Pena a pleasant surprise for Yankees
Known for his defense, infielder contributing with the bat
NEW YORK -- A glance at Ramiro Pena's stature alone hardly inspires confidence in his big league abilities. He is not particularly tall, but he is particularly slight. He is the typical middle infielder of generations past, when litheness and finesse were more common than bulk.
Pena is here for defense, and his team didn't expect him to be here all that long. But in recent days, he has raised Yankees eyebrows with the type of at-bats that help unproven players stick on big league clubs.
The results weren't quite there until Thursday night, when Pena lined a two-run double into the right-field corner to give the Yankees some much-needed insurance in a one-run game.
Grinning after the game, Pena accommodated two waves of interview requests before calling it a night.
"He's enjoying himself," shortstop Derek Jeter said. "You can genuinely tell he's pretty excited to be here. He's got a smile on his face all the time. He's working hard. It's probably a different role for him, but he's putting his work in as well. He's gotten the opportunity and he's contributing."
Pena is contributing more than anyone expected from someone who never ranked even close to the top prospects in the team's system. Pena never batted higher than .280 in the Minors, nor slugged better than .357. His offensive skills seemed as slight as his build. Yet dropped into more playing time once Cody Ransom began to struggle, Pena has earned a reputation for fine at-bats.
Through 16 games, he has seen an average of 3.97 pitches per at-bat, more than regulars Jorge Posada, Melky Cabrera and Robinson Cano, and on par with the team's overall average of 3.98.
Certainly the Yankees would be thrilled with any small offensive contributions they receive from Pena, who is becoming more relaxed the more playing time he receives.
"This is good to be in the game," Pena said. "They put me on the roster and they put me in the lineup, and [I'm playing] every day. It's getting comfortable for me."
More important to the Yankees are Pena's skills at third base, a position he never played during four seasons in the Minors. A natural shortstop, Pena has not committed an error in 62 innings at third base this season.
It's all forced manager Joe Girardi to consider keeping Pena on the roster even after regular third baseman Alex Rodriguez returns later this month from right hip surgery.
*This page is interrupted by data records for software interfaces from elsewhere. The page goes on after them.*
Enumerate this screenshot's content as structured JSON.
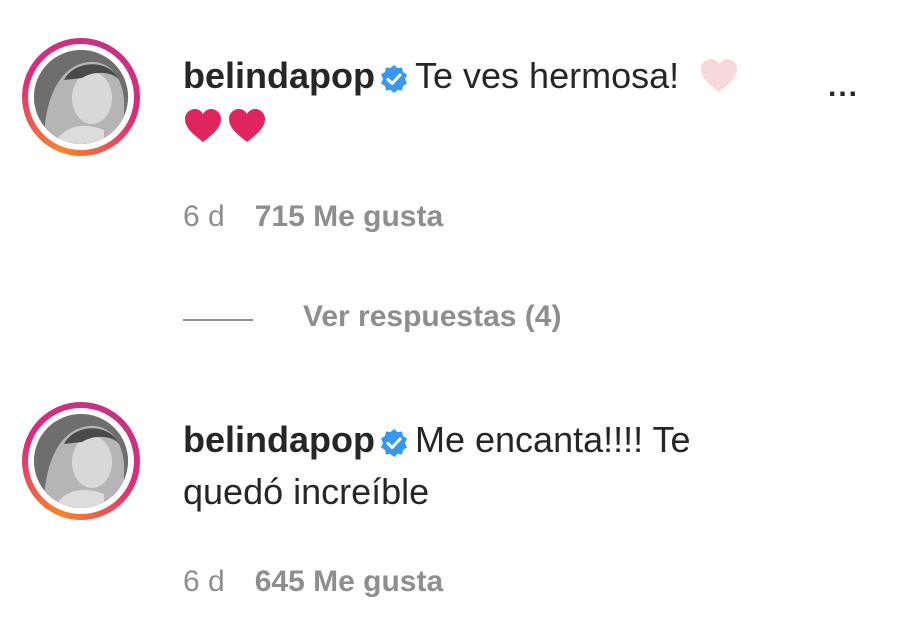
{
  "comments": [
    {
      "username": "belindapop",
      "text": "Te ves hermosa!",
      "emoji_line": "",
      "time": "6 d",
      "likes": "715 Me gusta",
      "more": "..."
    },
    {
      "username": "belindapop",
      "text": "Me encanta!!!! Te",
      "text_line2": "quedó increíble",
      "time": "6 d",
      "likes": "645 Me gusta"
    }
  ],
  "replies": {
    "label": "Ver respuestas (4)"
  },
  "colors": {
    "text": "#262626",
    "muted": "#8e8e8e",
    "verified": "#3897f0",
    "heart_red": "#e0245e",
    "heart_pale": "#f7d9dc"
  },
  "icons": [
    "verified-badge-icon",
    "pale-heart-icon",
    "red-heart-icon"
  ]
}
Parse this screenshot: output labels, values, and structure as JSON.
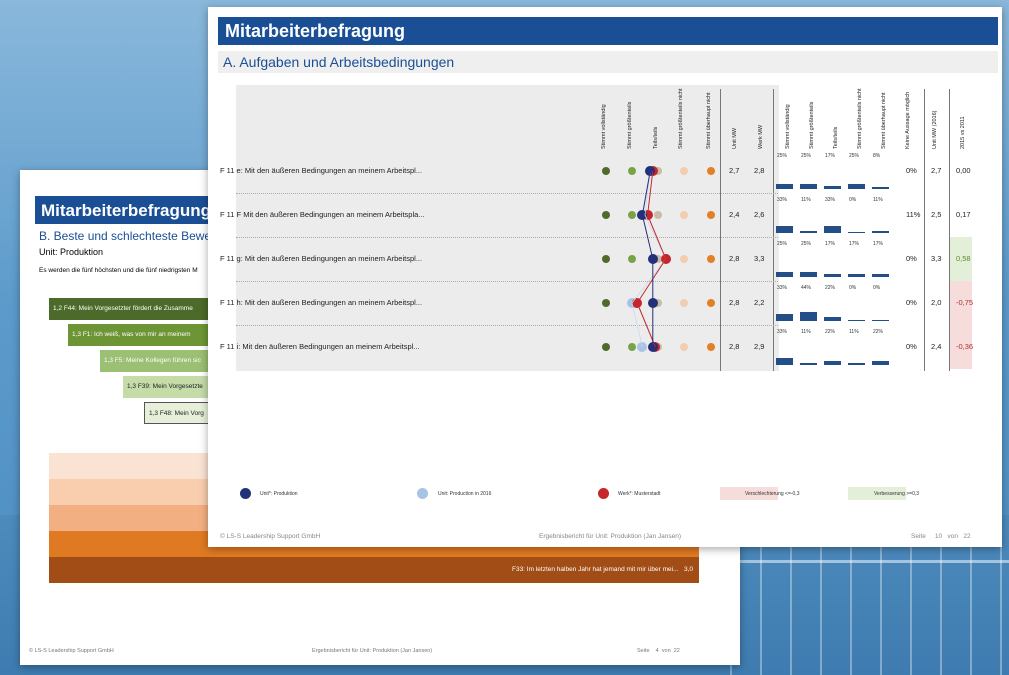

The decision, according to Girardi, will depend upon whether the team feels Pena will benefit more from playing every day in the Minors or from helping the big club defensively in the Bronx.
"That's a bridge that we'll have to cross sometime in the near future," Girardi said. "There will be a lot of discussion probably in the next couple of weeks before we have to make a decision, but he has played very well. And he has opened a lot of people's eyes."
Including his own.
"It's awesome," Pena said. "I'm enjoying every day, even if I don't play. It's unbelievable just to be here."
Anthony DiComo is a reporter for MLB.com. This story was not subject to the approval of Major League Baseball or its clubs.